Show all lines below holding the string "authors".

Interface dataset entries >>
/---

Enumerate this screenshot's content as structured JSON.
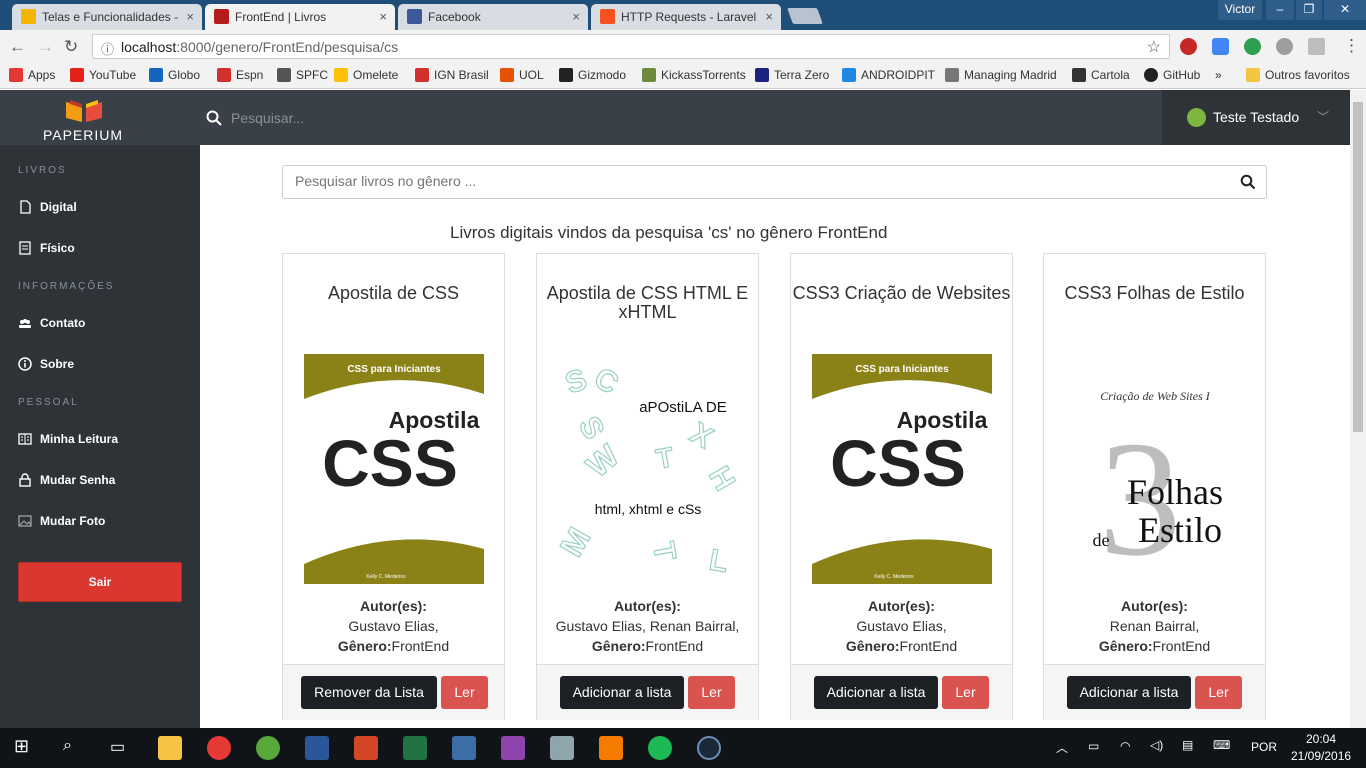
{
  "browser": {
    "tabs": [
      {
        "title": "Telas e Funcionalidades -",
        "color": "#f4b400"
      },
      {
        "title": "FrontEnd | Livros",
        "color": "#b71c1c"
      },
      {
        "title": "Facebook",
        "color": "#3b5998"
      },
      {
        "title": "HTTP Requests - Laravel",
        "color": "#f4511e"
      }
    ],
    "close_glyph": "×",
    "window_user": "Victor",
    "url_host": "localhost",
    "url_path": ":8000/genero/FrontEnd/pesquisa/cs",
    "bookmarks": [
      {
        "label": "Apps",
        "color": "#e53935"
      },
      {
        "label": "YouTube",
        "color": "#e62117"
      },
      {
        "label": "Globo",
        "color": "#1565c0"
      },
      {
        "label": "Espn",
        "color": "#d32f2f"
      },
      {
        "label": "SPFC",
        "color": "#555555"
      },
      {
        "label": "Omelete",
        "color": "#ffc107"
      },
      {
        "label": "IGN Brasil",
        "color": "#d32f2f"
      },
      {
        "label": "UOL",
        "color": "#e65100"
      },
      {
        "label": "Gizmodo",
        "color": "#222222"
      },
      {
        "label": "KickassTorrents",
        "color": "#6d8b3a"
      },
      {
        "label": "Terra Zero",
        "color": "#1a237e"
      },
      {
        "label": "ANDROIDPIT",
        "color": "#1e88e5"
      },
      {
        "label": "Managing Madrid",
        "color": "#777777"
      },
      {
        "label": "Cartola",
        "color": "#333333"
      },
      {
        "label": "GitHub",
        "color": "#222222"
      }
    ],
    "more_bookmarks": "»",
    "other_favorites": "Outros favoritos"
  },
  "sidebar": {
    "brand": "PAPERIUM",
    "sections": [
      {
        "title": "LIVROS",
        "items": [
          "Digital",
          "Físico"
        ]
      },
      {
        "title": "INFORMAÇÕES",
        "items": [
          "Contato",
          "Sobre"
        ]
      },
      {
        "title": "PESSOAL",
        "items": [
          "Minha Leitura",
          "Mudar Senha",
          "Mudar Foto"
        ]
      }
    ],
    "logout_label": "Sair"
  },
  "topbar": {
    "search_placeholder": "Pesquisar...",
    "user_name": "Teste Testado"
  },
  "main": {
    "search_placeholder": "Pesquisar livros no gênero ...",
    "heading": "Livros digitais vindos da pesquisa 'cs' no gênero FrontEnd",
    "author_label": "Autor(es):",
    "genre_label": "Gênero:",
    "read_label": "Ler",
    "books": [
      {
        "title": "Apostila de CSS",
        "authors": "Gustavo Elias,",
        "genre": "FrontEnd",
        "action": "Remover da Lista",
        "cover": "olive",
        "cover_top": "CSS para Iniciantes",
        "cover_mid": "Apostila",
        "cover_big": "CSS",
        "cover_foot": "Kelly C. Medeiros"
      },
      {
        "title": "Apostila de CSS HTML E xHTML",
        "authors": "Gustavo Elias, Renan Bairral,",
        "genre": "FrontEnd",
        "action": "Adicionar a lista",
        "cover": "letters",
        "cover_top": "aPOstiLA DE",
        "cover_mid": "html, xhtml e cSs",
        "cover_big": "",
        "cover_foot": ""
      },
      {
        "title": "CSS3 Criação de Websites",
        "authors": "Gustavo Elias,",
        "genre": "FrontEnd",
        "action": "Adicionar a lista",
        "cover": "olive",
        "cover_top": "CSS para Iniciantes",
        "cover_mid": "Apostila",
        "cover_big": "CSS",
        "cover_foot": "Kelly C. Medeiros"
      },
      {
        "title": "CSS3 Folhas de Estilo",
        "authors": "Renan Bairral,",
        "genre": "FrontEnd",
        "action": "Adicionar a lista",
        "cover": "three",
        "cover_top": "Criação de Web Sites I",
        "cover_mid": "Folhas",
        "cover_big": "3",
        "cover_foot": "Estilo",
        "cover_de": "de"
      }
    ]
  },
  "taskbar": {
    "language": "POR",
    "time": "20:04",
    "date": "21/09/2016"
  }
}
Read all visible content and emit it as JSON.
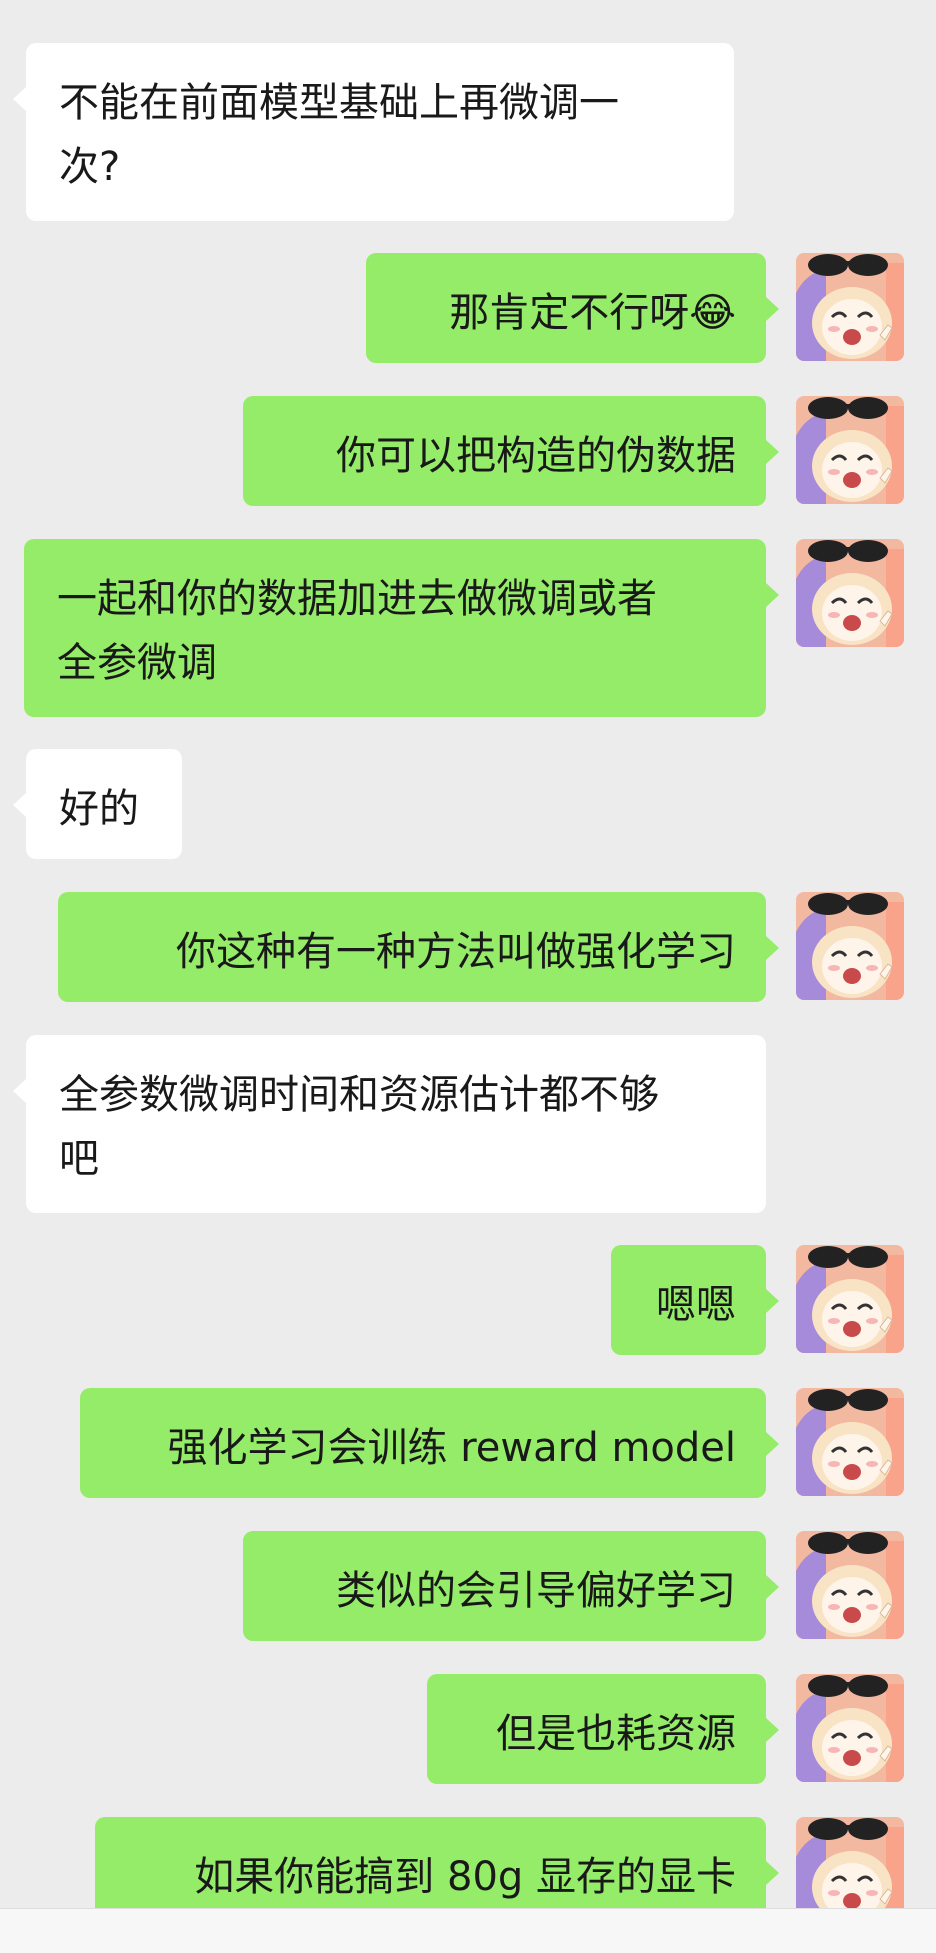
{
  "messages": [
    {
      "side": "left",
      "text": "不能在前面模型基础上再微调一\n次?"
    },
    {
      "side": "right",
      "text": "那肯定不行呀",
      "emoji": "😂"
    },
    {
      "side": "right",
      "text": "你可以把构造的伪数据"
    },
    {
      "side": "right",
      "text": "一起和你的数据加进去做微调或者\n全参微调"
    },
    {
      "side": "left",
      "text": "好的"
    },
    {
      "side": "right",
      "text": "你这种有一种方法叫做强化学习"
    },
    {
      "side": "left",
      "text": "全参数微调时间和资源估计都不够\n吧"
    },
    {
      "side": "right",
      "text": "嗯嗯"
    },
    {
      "side": "right",
      "text": "强化学习会训练 reward model"
    },
    {
      "side": "right",
      "text": "类似的会引导偏好学习"
    },
    {
      "side": "right",
      "text": "但是也耗资源"
    },
    {
      "side": "right",
      "text": "如果你能搞到 80g 显存的显卡"
    }
  ],
  "colors": {
    "self_bubble": "#95ec69",
    "other_bubble": "#ffffff",
    "background": "#ececec",
    "text": "#191919"
  },
  "icons": {
    "avatar": "anime-girl-with-sunglasses-avatar",
    "emoji": "tears-of-joy-emoji"
  }
}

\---

Answer below >>
        "authors": "Gustavo Elias,",
        "authors": "Gustavo Elias, Renan Bairral,",
        "authors": "Gustavo Elias,",
        "authors": "Renan Bairral,",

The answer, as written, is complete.